Since 2008, the journal has aimed to publish one article or significant research report in Russian per volume (only the title and abstract are translated into English). All articles in Russian will be peer-reviewed and edited to the highest standards, as are all the articles published in the journal. Sibirica will continue translating articles into English as well, but the Editors have decided that the journal should not let the limitations of translation services restrict the content of the journal.
Subjects: Anthropology, Siberian Studies
Volume 12, Issue 1, Spring 2013
Bridging the Boreal Forest: Siberian Archaeology and the Emergence of Pottery among Prehistoric Hunter-Gatherers of Northern Eurasia
Kevin Gibbs and Peter Jordan
Arctic Earthviews: Cyclic Passing of Knowledge among the Indigenous Communities of the Eurasian North
Tero Mustonen and Ari Lehtinen
Couchsurfing Along the Trans-Siberian Railway and Beyond: Cosmopolitan Learning through Hospitality in Siberia

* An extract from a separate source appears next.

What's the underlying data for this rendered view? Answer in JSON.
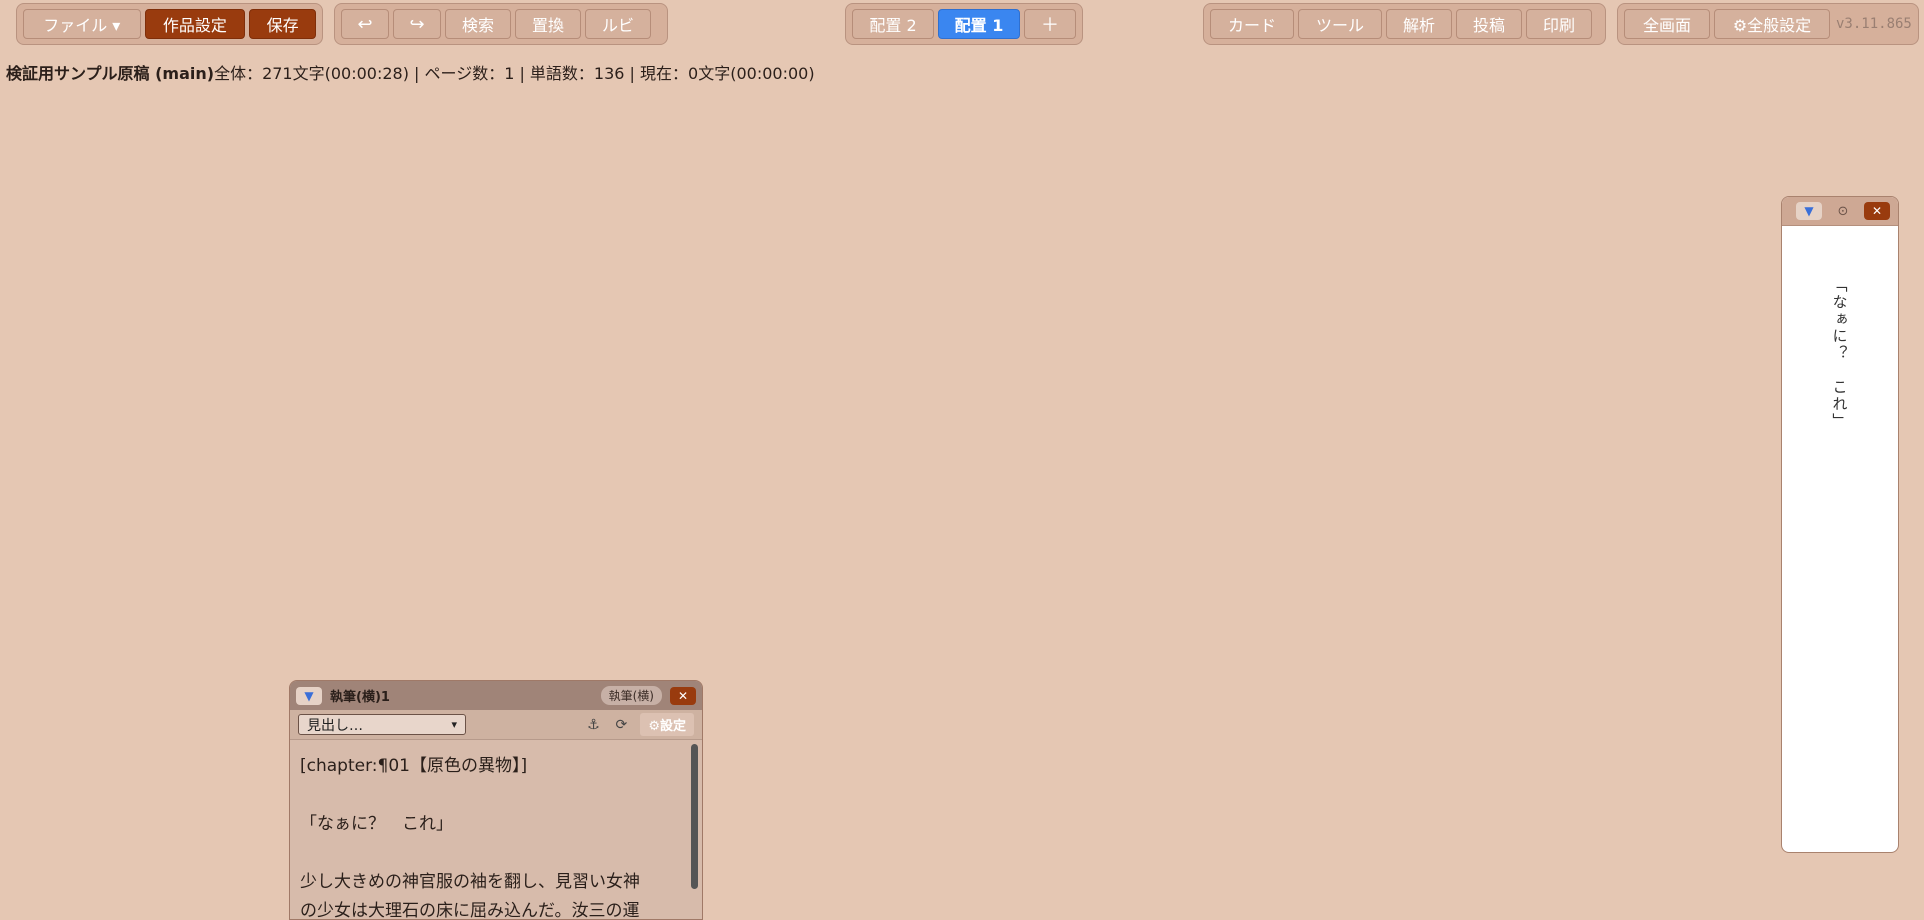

Ted Goebel and Ian Buvit, eds. From the Yenisei to the Yukon: Interpreting Lithic Assemblage Variability in Late Pleistocene-Early Holocene Beringia
David L. Peterson
Yuri Rytkheu, A Dream in Polar Fog and The Chukchi Bible
Brian Donahoe and Joachim Otto Habeck, eds., Reconstructing the House of Culture: Community, Self, and the Making of Culture in Russia and Beyond
Oksana Dobzhanskaia, Shamanskaia muzyka Samodiiskikh narodov Krasnoiarskogo kraia
Indra Overland and Mikkel Berg-Nordlie, Bridging Divides: Ethno-Political Leadership among the Russian Sámi
Lennard Sillanpää, Awakening Siberia. From Marginalization to Self-Determination: The Small Indigenous Nations of Northern Russia on the Eve of the Millennium